**What the task requires:**
Using the data below, copy each line that includes the word "true".

**App and web page records:**
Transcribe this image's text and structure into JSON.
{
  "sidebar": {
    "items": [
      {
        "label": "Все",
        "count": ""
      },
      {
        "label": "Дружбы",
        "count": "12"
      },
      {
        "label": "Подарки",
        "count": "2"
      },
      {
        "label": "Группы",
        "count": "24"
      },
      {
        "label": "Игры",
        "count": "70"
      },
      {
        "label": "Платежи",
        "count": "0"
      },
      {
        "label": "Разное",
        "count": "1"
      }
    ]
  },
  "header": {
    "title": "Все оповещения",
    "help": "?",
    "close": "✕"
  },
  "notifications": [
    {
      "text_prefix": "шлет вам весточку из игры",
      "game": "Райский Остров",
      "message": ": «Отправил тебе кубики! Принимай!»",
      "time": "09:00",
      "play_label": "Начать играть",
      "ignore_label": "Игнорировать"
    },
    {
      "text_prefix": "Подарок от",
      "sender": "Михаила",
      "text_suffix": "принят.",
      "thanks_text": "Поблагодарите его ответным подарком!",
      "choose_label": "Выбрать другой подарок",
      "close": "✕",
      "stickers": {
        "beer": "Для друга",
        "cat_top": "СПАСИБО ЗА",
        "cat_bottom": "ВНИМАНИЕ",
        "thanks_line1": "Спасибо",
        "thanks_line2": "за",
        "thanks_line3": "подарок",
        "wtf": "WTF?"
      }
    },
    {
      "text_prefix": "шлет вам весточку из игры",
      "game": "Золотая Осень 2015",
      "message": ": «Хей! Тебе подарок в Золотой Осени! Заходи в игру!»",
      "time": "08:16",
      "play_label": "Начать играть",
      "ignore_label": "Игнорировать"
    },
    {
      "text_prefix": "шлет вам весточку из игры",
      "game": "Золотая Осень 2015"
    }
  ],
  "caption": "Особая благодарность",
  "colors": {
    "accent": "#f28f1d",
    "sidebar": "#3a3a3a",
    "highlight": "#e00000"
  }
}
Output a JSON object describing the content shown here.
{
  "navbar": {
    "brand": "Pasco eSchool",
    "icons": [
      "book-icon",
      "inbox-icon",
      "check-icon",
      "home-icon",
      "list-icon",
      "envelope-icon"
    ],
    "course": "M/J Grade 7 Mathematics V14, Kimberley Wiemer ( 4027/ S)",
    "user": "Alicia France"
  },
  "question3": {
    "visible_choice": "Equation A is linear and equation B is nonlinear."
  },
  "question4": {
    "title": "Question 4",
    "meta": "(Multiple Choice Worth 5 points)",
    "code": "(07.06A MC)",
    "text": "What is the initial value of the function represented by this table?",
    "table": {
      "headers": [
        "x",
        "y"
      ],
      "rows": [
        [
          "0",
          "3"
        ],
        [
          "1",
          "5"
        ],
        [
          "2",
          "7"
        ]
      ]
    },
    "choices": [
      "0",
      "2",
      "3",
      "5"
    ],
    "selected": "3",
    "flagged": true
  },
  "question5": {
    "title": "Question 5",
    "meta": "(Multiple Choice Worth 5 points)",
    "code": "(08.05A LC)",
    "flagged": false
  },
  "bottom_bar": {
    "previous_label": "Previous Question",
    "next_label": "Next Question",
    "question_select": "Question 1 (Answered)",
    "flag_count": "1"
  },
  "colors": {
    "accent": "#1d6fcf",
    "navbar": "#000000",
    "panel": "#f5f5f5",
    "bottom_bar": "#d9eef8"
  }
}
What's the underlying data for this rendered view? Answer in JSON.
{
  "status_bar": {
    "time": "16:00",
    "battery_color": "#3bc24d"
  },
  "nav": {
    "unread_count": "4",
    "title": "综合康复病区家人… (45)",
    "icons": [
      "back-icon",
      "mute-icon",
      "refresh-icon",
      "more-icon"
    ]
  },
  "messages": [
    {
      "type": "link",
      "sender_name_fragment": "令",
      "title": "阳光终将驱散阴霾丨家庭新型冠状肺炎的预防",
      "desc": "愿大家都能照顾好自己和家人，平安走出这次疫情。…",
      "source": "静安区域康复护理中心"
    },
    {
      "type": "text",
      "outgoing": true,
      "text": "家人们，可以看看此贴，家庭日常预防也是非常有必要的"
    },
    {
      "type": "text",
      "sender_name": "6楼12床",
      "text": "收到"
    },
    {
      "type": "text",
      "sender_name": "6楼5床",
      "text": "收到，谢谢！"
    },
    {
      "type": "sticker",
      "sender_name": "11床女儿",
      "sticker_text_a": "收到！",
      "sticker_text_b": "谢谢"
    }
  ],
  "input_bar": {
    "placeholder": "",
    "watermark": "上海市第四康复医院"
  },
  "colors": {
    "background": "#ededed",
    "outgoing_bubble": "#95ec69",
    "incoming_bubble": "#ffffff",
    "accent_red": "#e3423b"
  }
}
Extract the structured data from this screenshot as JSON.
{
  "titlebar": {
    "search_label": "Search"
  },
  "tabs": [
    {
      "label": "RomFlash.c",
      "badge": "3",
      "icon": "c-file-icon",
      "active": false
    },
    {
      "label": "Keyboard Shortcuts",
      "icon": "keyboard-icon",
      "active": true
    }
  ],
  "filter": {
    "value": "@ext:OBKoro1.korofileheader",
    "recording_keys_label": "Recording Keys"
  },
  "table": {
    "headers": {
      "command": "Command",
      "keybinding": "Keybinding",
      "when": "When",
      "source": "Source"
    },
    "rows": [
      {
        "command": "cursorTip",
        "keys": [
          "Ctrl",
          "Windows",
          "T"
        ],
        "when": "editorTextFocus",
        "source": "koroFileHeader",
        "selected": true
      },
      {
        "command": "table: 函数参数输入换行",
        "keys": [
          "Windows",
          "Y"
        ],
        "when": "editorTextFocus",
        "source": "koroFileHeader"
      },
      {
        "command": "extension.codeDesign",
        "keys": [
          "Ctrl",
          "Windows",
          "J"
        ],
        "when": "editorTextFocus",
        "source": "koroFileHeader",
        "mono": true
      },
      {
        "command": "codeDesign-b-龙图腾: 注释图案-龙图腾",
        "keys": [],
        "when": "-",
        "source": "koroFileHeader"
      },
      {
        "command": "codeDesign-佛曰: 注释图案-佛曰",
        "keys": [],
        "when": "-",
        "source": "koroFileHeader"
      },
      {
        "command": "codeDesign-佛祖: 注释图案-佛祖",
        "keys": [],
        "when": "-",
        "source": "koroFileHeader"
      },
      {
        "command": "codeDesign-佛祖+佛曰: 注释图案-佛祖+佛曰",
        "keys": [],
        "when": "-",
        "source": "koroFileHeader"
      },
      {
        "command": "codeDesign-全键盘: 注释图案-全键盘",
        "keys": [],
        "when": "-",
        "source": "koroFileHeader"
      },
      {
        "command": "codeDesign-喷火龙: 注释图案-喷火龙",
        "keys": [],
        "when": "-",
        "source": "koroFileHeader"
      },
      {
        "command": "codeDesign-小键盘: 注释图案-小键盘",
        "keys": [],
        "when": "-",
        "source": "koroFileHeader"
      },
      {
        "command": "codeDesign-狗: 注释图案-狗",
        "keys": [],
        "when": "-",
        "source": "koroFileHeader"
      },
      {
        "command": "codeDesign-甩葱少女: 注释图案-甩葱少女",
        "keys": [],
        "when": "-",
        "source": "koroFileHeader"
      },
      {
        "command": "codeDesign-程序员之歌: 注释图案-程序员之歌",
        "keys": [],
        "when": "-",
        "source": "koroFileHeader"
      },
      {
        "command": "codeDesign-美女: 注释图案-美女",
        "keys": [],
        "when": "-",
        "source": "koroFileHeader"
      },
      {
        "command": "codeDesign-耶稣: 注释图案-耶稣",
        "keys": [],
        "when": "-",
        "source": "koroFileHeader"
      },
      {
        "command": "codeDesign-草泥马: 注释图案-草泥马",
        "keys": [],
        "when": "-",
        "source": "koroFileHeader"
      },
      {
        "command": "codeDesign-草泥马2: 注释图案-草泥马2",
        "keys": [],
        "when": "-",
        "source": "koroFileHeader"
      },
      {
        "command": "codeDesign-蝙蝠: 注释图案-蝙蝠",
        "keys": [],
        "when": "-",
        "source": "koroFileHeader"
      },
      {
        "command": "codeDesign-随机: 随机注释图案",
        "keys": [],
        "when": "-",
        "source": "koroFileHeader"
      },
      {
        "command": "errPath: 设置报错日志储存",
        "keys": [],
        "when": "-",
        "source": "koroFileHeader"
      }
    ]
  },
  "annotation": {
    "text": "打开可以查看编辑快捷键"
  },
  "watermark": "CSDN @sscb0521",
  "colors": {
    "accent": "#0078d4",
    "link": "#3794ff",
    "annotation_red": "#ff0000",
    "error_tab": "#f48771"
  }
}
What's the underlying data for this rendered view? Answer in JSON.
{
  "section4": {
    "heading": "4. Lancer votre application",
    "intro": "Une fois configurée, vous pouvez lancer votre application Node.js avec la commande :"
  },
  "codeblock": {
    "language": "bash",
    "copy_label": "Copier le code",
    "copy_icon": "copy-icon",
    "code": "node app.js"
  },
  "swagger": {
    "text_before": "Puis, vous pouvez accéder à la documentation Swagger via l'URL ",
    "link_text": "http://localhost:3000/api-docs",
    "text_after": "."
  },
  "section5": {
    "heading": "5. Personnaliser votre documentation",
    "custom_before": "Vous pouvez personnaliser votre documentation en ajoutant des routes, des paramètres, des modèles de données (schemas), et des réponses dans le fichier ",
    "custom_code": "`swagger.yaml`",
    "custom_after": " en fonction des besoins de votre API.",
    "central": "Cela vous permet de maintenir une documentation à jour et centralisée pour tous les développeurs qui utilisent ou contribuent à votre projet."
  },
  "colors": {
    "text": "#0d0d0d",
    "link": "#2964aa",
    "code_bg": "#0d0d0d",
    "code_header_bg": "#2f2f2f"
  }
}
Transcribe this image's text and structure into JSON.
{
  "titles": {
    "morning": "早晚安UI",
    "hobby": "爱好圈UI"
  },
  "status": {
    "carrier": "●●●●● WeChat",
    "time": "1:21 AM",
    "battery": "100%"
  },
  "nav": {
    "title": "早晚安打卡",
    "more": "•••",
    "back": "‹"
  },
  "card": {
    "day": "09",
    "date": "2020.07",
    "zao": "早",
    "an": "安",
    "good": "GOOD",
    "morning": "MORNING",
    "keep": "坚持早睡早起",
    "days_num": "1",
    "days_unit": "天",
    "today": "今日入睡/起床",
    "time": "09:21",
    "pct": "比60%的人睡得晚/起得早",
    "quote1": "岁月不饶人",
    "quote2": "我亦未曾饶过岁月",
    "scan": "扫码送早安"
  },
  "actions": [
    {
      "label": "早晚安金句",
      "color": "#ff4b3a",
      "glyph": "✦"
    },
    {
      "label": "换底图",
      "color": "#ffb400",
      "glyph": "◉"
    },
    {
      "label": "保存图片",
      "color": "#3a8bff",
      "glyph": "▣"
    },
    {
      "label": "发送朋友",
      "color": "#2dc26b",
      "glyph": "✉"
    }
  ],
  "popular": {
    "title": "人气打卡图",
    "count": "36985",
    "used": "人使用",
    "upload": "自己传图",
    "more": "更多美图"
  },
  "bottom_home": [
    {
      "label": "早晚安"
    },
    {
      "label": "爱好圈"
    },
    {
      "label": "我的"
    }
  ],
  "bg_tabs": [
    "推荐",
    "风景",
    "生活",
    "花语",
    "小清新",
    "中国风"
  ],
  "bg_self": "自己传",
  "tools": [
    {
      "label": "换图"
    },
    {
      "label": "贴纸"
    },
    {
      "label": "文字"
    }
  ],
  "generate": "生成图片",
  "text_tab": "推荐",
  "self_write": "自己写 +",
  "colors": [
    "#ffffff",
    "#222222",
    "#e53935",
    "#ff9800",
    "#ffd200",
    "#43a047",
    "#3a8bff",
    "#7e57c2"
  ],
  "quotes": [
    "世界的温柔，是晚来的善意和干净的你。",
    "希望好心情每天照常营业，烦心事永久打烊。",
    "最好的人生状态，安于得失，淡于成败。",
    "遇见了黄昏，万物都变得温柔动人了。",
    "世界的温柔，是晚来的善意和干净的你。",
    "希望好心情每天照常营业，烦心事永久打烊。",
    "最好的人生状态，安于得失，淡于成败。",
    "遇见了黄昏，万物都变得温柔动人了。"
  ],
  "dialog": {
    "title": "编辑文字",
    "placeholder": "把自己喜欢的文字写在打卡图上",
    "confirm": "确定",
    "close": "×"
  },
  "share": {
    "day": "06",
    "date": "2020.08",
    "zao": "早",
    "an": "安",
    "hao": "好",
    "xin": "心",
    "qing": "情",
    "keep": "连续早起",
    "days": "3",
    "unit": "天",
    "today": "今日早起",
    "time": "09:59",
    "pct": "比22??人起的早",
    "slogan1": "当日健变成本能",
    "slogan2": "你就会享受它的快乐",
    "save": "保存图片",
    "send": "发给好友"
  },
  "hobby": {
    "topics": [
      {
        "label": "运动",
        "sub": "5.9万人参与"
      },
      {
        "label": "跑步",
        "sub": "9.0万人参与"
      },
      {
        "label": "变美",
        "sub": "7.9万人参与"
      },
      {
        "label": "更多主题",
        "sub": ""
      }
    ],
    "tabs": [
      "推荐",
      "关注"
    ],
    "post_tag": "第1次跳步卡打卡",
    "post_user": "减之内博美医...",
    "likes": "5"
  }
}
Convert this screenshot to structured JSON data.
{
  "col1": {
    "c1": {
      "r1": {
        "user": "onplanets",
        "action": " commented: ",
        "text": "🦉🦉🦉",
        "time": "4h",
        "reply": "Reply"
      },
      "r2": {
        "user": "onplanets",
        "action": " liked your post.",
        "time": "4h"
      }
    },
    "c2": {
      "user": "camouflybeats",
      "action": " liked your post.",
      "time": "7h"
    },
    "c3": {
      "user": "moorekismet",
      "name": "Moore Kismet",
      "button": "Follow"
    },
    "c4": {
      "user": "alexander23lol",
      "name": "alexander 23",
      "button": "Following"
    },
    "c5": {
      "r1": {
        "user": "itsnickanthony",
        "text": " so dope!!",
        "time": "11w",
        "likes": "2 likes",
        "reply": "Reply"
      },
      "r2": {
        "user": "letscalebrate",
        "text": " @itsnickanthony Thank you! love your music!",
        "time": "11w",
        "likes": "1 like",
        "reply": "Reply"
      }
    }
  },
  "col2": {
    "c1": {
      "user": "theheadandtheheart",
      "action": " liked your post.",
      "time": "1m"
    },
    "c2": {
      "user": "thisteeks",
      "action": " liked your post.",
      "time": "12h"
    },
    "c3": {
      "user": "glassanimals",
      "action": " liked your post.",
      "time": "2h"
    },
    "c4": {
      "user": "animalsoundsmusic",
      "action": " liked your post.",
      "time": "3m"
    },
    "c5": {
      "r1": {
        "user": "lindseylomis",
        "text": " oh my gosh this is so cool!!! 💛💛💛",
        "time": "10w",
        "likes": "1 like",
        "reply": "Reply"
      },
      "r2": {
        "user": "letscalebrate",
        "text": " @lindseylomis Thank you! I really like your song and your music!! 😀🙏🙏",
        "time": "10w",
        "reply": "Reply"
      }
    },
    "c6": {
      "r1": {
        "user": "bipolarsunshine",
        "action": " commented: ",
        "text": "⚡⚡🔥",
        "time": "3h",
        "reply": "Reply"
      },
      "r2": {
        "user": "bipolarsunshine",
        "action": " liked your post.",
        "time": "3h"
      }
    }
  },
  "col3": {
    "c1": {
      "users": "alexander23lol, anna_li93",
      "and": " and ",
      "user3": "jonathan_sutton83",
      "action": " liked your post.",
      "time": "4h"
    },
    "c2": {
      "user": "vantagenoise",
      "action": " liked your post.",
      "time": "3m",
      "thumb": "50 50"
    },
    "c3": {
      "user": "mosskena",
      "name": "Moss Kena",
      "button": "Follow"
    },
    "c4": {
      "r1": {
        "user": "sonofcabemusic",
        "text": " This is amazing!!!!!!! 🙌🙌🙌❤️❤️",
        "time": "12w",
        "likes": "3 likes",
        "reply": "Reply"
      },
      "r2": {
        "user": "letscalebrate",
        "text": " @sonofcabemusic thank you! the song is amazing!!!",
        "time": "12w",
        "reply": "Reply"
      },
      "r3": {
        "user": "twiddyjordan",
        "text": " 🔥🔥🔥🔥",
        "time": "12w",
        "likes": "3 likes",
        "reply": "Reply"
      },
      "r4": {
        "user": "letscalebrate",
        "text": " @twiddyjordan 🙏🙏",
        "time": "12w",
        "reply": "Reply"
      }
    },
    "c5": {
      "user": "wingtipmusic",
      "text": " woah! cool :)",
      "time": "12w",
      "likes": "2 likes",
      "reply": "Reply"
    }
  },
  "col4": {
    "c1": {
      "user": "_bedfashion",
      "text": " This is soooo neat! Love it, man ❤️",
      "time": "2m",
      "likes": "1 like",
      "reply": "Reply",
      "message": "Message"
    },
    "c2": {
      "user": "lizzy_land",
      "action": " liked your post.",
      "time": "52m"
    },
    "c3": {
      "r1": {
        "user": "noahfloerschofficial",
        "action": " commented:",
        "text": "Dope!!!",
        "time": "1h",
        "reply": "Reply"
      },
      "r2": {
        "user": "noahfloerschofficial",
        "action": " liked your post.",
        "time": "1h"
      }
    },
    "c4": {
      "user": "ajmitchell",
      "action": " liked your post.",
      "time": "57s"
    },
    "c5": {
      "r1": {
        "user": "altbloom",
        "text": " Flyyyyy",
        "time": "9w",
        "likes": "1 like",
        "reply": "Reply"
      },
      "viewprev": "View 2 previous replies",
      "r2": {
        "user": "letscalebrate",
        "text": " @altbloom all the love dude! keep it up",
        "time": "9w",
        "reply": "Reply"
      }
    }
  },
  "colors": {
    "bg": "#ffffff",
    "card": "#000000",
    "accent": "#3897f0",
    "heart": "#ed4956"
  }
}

**Expected output:**
    "flagged": true
      "outgoing": true,
      "active": true
        "selected": true
        "mono": true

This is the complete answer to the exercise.